(ASSIGNED TASK)
Each line below containing the word "title" needs to be shown.

(Data about app and page elements)

━━━━━━━━━━━━━━━━━━━━━━━━━━━━━━

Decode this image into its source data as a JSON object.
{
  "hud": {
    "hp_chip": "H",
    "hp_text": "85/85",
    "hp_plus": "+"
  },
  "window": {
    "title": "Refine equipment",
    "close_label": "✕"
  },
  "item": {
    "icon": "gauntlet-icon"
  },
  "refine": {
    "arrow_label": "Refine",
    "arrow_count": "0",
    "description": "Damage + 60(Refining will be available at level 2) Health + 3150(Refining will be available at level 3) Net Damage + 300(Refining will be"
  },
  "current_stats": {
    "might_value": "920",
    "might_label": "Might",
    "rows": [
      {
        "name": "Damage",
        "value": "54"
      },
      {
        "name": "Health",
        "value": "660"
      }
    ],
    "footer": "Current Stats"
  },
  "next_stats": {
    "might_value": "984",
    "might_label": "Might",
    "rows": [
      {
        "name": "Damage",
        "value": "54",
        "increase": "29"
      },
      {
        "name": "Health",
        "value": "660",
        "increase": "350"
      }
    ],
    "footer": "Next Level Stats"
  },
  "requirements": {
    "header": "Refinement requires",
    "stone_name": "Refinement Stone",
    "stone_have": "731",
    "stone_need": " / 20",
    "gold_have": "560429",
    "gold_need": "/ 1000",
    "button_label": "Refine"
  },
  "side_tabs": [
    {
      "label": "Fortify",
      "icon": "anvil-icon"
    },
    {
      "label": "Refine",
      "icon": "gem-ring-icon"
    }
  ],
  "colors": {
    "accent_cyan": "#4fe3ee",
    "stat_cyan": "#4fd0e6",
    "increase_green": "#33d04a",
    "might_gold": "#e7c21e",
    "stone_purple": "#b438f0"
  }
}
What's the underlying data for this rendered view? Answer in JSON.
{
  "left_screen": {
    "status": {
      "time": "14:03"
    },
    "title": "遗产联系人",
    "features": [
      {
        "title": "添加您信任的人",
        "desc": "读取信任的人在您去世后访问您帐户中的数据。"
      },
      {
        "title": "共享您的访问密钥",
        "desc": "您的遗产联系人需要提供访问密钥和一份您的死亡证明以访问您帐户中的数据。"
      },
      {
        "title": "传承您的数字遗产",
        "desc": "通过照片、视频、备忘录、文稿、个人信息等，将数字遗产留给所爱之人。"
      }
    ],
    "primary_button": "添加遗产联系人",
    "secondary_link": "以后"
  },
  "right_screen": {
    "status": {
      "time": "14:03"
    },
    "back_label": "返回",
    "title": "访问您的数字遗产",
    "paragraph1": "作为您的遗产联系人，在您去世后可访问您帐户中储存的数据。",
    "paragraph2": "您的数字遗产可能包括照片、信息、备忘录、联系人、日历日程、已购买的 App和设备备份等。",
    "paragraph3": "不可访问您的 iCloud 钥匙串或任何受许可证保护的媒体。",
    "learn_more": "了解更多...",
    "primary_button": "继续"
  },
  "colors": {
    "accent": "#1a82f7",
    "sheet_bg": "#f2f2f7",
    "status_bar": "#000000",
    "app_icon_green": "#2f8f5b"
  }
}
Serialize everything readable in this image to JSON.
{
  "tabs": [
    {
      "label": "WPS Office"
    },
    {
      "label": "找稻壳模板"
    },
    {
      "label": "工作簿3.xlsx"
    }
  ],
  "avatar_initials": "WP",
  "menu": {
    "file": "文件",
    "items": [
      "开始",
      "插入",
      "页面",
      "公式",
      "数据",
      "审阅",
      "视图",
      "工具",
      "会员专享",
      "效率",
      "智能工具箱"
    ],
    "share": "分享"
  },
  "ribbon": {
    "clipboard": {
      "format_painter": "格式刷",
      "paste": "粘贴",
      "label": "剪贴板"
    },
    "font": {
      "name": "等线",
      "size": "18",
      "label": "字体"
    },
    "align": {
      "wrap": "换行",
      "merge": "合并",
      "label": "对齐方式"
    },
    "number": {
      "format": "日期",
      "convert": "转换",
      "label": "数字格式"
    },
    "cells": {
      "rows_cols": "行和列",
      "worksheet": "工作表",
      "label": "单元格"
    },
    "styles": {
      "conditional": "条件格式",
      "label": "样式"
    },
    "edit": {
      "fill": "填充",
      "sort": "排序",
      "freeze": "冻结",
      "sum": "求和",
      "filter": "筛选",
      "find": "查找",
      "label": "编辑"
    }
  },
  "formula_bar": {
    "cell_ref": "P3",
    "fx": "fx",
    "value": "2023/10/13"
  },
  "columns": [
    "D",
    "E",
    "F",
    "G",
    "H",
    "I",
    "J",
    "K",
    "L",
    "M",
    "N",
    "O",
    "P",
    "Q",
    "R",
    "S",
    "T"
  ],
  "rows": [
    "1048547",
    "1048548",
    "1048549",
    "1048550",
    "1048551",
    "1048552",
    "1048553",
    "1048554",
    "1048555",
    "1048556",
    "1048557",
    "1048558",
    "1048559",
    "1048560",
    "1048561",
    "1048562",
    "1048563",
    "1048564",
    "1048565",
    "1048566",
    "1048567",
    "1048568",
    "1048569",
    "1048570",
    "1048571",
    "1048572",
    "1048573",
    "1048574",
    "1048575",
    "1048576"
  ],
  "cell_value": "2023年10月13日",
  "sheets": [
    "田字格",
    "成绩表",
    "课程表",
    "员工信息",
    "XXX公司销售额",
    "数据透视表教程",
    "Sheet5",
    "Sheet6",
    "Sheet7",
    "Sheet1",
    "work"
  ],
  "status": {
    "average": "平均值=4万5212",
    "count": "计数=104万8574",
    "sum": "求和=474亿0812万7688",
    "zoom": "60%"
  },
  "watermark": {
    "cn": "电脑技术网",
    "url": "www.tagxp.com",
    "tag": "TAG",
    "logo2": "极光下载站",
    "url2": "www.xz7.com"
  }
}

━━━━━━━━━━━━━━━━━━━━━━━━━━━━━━

(RESULT OF THIS EXERCISE)
    "title": "Refine equipment",
    "title": "遗产联系人",
        "title": "添加您信任的人",
        "title": "共享您的访问密钥",
        "title": "传承您的数字遗产",
    "title": "访问您的数字遗产",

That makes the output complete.